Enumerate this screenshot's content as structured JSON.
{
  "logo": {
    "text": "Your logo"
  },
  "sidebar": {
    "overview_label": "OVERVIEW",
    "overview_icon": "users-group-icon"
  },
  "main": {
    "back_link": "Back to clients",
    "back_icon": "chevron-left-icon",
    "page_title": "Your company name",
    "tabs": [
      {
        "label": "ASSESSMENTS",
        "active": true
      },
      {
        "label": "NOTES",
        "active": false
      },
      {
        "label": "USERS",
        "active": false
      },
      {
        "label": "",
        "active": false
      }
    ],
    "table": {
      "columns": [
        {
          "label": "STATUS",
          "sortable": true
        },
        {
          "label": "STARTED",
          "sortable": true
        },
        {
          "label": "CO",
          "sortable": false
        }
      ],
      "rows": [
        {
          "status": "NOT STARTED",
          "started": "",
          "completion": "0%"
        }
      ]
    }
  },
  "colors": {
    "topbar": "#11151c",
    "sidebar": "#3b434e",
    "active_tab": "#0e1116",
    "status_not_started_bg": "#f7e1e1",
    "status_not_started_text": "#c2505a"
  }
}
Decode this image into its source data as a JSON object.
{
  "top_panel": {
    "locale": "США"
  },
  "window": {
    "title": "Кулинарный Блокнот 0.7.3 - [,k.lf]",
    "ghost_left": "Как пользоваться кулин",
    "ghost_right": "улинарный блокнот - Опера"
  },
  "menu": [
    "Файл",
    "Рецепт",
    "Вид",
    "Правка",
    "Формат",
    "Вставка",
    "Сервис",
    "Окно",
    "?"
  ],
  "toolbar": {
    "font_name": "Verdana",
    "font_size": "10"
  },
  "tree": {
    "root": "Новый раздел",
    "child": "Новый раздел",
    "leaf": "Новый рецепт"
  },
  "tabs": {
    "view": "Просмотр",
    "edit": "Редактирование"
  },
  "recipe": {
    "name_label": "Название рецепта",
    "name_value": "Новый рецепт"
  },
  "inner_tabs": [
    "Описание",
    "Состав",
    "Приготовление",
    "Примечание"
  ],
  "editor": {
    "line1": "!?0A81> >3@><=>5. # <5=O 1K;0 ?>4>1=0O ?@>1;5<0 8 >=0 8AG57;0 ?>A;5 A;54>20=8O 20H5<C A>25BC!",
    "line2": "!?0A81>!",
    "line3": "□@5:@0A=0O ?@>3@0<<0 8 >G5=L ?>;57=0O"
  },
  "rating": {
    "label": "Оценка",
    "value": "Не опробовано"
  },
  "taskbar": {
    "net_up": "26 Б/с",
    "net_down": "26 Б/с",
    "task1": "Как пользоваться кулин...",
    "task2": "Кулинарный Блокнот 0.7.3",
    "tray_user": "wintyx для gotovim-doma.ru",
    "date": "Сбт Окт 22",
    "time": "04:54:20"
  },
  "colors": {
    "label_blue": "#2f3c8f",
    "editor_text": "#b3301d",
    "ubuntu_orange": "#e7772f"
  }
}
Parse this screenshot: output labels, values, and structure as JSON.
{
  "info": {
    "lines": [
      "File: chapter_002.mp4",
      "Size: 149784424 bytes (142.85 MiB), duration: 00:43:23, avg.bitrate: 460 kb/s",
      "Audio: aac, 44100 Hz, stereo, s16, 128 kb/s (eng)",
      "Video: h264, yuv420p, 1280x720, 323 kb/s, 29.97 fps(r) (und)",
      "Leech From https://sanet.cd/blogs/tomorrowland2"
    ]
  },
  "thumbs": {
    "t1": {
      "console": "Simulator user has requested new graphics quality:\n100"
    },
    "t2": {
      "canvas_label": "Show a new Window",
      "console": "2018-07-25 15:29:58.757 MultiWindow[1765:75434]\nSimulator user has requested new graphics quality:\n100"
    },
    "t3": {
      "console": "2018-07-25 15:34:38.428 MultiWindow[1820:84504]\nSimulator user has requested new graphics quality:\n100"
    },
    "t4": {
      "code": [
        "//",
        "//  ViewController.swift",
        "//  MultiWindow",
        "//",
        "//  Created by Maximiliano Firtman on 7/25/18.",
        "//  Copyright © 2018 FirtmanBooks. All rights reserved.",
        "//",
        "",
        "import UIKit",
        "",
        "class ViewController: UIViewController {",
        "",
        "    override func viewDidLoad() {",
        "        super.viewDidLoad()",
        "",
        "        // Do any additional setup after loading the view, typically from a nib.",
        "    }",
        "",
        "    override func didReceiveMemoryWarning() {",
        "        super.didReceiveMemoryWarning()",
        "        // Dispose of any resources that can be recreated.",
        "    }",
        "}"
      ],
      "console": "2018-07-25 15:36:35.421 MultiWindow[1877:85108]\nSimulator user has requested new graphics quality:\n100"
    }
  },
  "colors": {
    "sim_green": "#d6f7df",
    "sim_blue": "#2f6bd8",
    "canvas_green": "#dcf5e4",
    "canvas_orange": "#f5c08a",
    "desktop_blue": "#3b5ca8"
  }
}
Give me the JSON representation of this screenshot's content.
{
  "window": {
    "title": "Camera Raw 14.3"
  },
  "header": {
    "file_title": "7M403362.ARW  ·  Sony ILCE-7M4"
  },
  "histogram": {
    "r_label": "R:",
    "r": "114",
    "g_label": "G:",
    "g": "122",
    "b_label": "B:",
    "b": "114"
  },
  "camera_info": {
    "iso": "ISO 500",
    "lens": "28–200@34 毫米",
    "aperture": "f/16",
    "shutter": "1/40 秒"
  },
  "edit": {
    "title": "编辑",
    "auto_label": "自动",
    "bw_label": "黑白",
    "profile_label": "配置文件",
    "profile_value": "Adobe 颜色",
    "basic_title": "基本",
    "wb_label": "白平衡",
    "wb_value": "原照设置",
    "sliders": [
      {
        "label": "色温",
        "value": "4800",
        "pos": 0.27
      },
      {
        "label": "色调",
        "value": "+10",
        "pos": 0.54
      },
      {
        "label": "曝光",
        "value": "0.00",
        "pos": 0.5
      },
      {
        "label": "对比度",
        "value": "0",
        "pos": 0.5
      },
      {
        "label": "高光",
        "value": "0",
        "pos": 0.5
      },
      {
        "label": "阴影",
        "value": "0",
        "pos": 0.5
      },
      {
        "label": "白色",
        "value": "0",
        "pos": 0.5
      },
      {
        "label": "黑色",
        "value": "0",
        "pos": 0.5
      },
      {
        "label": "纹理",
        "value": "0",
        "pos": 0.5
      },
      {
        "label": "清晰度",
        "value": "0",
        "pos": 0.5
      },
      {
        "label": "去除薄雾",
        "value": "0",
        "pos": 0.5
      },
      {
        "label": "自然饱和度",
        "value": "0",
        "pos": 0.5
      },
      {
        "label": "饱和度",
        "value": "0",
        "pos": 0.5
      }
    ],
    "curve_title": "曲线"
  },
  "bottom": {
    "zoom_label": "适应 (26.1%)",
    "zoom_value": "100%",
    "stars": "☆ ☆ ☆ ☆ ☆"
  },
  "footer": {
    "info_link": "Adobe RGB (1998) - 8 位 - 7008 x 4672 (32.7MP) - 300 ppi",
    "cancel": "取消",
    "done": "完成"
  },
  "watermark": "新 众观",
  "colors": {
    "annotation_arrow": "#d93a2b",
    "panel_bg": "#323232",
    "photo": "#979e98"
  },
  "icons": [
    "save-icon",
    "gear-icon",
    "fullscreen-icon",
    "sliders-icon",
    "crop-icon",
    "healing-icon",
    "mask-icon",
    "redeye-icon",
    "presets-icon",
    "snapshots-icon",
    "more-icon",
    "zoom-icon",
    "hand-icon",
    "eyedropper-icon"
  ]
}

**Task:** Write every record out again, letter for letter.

**Finished task:**
Enumerate this screenshot's content as structured JSON.
{
  "logo": {
    "text": "Your logo"
  },
  "sidebar": {
    "overview_label": "OVERVIEW",
    "overview_icon": "users-group-icon"
  },
  "main": {
    "back_link": "Back to clients",
    "back_icon": "chevron-left-icon",
    "page_title": "Your company name",
    "tabs": [
      {
        "label": "ASSESSMENTS",
        "active": true
      },
      {
        "label": "NOTES",
        "active": false
      },
      {
        "label": "USERS",
        "active": false
      },
      {
        "label": "",
        "active": false
      }
    ],
    "table": {
      "columns": [
        {
          "label": "STATUS",
          "sortable": true
        },
        {
          "label": "STARTED",
          "sortable": true
        },
        {
          "label": "CO",
          "sortable": false
        }
      ],
      "rows": [
        {
          "status": "NOT STARTED",
          "started": "",
          "completion": "0%"
        }
      ]
    }
  },
  "colors": {
    "topbar": "#11151c",
    "sidebar": "#3b434e",
    "active_tab": "#0e1116",
    "status_not_started_bg": "#f7e1e1",
    "status_not_started_text": "#c2505a"
  }
}
Decode this image into its source data as a JSON object.
{
  "top_panel": {
    "locale": "США"
  },
  "window": {
    "title": "Кулинарный Блокнот 0.7.3 - [,k.lf]",
    "ghost_left": "Как пользоваться кулин",
    "ghost_right": "улинарный блокнот - Опера"
  },
  "menu": [
    "Файл",
    "Рецепт",
    "Вид",
    "Правка",
    "Формат",
    "Вставка",
    "Сервис",
    "Окно",
    "?"
  ],
  "toolbar": {
    "font_name": "Verdana",
    "font_size": "10"
  },
  "tree": {
    "root": "Новый раздел",
    "child": "Новый раздел",
    "leaf": "Новый рецепт"
  },
  "tabs": {
    "view": "Просмотр",
    "edit": "Редактирование"
  },
  "recipe": {
    "name_label": "Название рецепта",
    "name_value": "Новый рецепт"
  },
  "inner_tabs": [
    "Описание",
    "Состав",
    "Приготовление",
    "Примечание"
  ],
  "editor": {
    "line1": "!?0A81> >3@><=>5. # <5=O 1K;0 ?>4>1=0O ?@>1;5<0 8 >=0 8AG57;0 ?>A;5 A;54>20=8O 20H5<C A>25BC!",
    "line2": "!?0A81>!",
    "line3": "□@5:@0A=0O ?@>3@0<<0 8 >G5=L ?>;57=0O"
  },
  "rating": {
    "label": "Оценка",
    "value": "Не опробовано"
  },
  "taskbar": {
    "net_up": "26 Б/с",
    "net_down": "26 Б/с",
    "task1": "Как пользоваться кулин...",
    "task2": "Кулинарный Блокнот 0.7.3",
    "tray_user": "wintyx для gotovim-doma.ru",
    "date": "Сбт Окт 22",
    "time": "04:54:20"
  },
  "colors": {
    "label_blue": "#2f3c8f",
    "editor_text": "#b3301d",
    "ubuntu_orange": "#e7772f"
  }
}
Parse this screenshot: output labels, values, and structure as JSON.
{
  "info": {
    "lines": [
      "File: chapter_002.mp4",
      "Size: 149784424 bytes (142.85 MiB), duration: 00:43:23, avg.bitrate: 460 kb/s",
      "Audio: aac, 44100 Hz, stereo, s16, 128 kb/s (eng)",
      "Video: h264, yuv420p, 1280x720, 323 kb/s, 29.97 fps(r) (und)",
      "Leech From https://sanet.cd/blogs/tomorrowland2"
    ]
  },
  "thumbs": {
    "t1": {
      "console": "Simulator user has requested new graphics quality:\n100"
    },
    "t2": {
      "canvas_label": "Show a new Window",
      "console": "2018-07-25 15:29:58.757 MultiWindow[1765:75434]\nSimulator user has requested new graphics quality:\n100"
    },
    "t3": {
      "console": "2018-07-25 15:34:38.428 MultiWindow[1820:84504]\nSimulator user has requested new graphics quality:\n100"
    },
    "t4": {
      "code": [
        "//",
        "//  ViewController.swift",
        "//  MultiWindow",
        "//",
        "//  Created by Maximiliano Firtman on 7/25/18.",
        "//  Copyright © 2018 FirtmanBooks. All rights reserved.",
        "//",
        "",
        "import UIKit",
        "",
        "class ViewController: UIViewController {",
        "",
        "    override func viewDidLoad() {",
        "        super.viewDidLoad()",
        "",
        "        // Do any additional setup after loading the view, typically from a nib.",
        "    }",
        "",
        "    override func didReceiveMemoryWarning() {",
        "        super.didReceiveMemoryWarning()",
        "        // Dispose of any resources that can be recreated.",
        "    }",
        "}"
      ],
      "console": "2018-07-25 15:36:35.421 MultiWindow[1877:85108]\nSimulator user has requested new graphics quality:\n100"
    }
  },
  "colors": {
    "sim_green": "#d6f7df",
    "sim_blue": "#2f6bd8",
    "canvas_green": "#dcf5e4",
    "canvas_orange": "#f5c08a",
    "desktop_blue": "#3b5ca8"
  }
}
Give me the JSON representation of this screenshot's content.
{
  "window": {
    "title": "Camera Raw 14.3"
  },
  "header": {
    "file_title": "7M403362.ARW  ·  Sony ILCE-7M4"
  },
  "histogram": {
    "r_label": "R:",
    "r": "114",
    "g_label": "G:",
    "g": "122",
    "b_label": "B:",
    "b": "114"
  },
  "camera_info": {
    "iso": "ISO 500",
    "lens": "28–200@34 毫米",
    "aperture": "f/16",
    "shutter": "1/40 秒"
  },
  "edit": {
    "title": "编辑",
    "auto_label": "自动",
    "bw_label": "黑白",
    "profile_label": "配置文件",
    "profile_value": "Adobe 颜色",
    "basic_title": "基本",
    "wb_label": "白平衡",
    "wb_value": "原照设置",
    "sliders": [
      {
        "label": "色温",
        "value": "4800",
        "pos": 0.27
      },
      {
        "label": "色调",
        "value": "+10",
        "pos": 0.54
      },
      {
        "label": "曝光",
        "value": "0.00",
        "pos": 0.5
      },
      {
        "label": "对比度",
        "value": "0",
        "pos": 0.5
      },
      {
        "label": "高光",
        "value": "0",
        "pos": 0.5
      },
      {
        "label": "阴影",
        "value": "0",
        "pos": 0.5
      },
      {
        "label": "白色",
        "value": "0",
        "pos": 0.5
      },
      {
        "label": "黑色",
        "value": "0",
        "pos": 0.5
      },
      {
        "label": "纹理",
        "value": "0",
        "pos": 0.5
      },
      {
        "label": "清晰度",
        "value": "0",
        "pos": 0.5
      },
      {
        "label": "去除薄雾",
        "value": "0",
        "pos": 0.5
      },
      {
        "label": "自然饱和度",
        "value": "0",
        "pos": 0.5
      },
      {
        "label": "饱和度",
        "value": "0",
        "pos": 0.5
      }
    ],
    "curve_title": "曲线"
  },
  "bottom": {
    "zoom_label": "适应 (26.1%)",
    "zoom_value": "100%",
    "stars": "☆ ☆ ☆ ☆ ☆"
  },
  "footer": {
    "info_link": "Adobe RGB (1998) - 8 位 - 7008 x 4672 (32.7MP) - 300 ppi",
    "cancel": "取消",
    "done": "完成"
  },
  "watermark": "新 众观",
  "colors": {
    "annotation_arrow": "#d93a2b",
    "panel_bg": "#323232",
    "photo": "#979e98"
  },
  "icons": [
    "save-icon",
    "gear-icon",
    "fullscreen-icon",
    "sliders-icon",
    "crop-icon",
    "healing-icon",
    "mask-icon",
    "redeye-icon",
    "presets-icon",
    "snapshots-icon",
    "more-icon",
    "zoom-icon",
    "hand-icon",
    "eyedropper-icon"
  ]
}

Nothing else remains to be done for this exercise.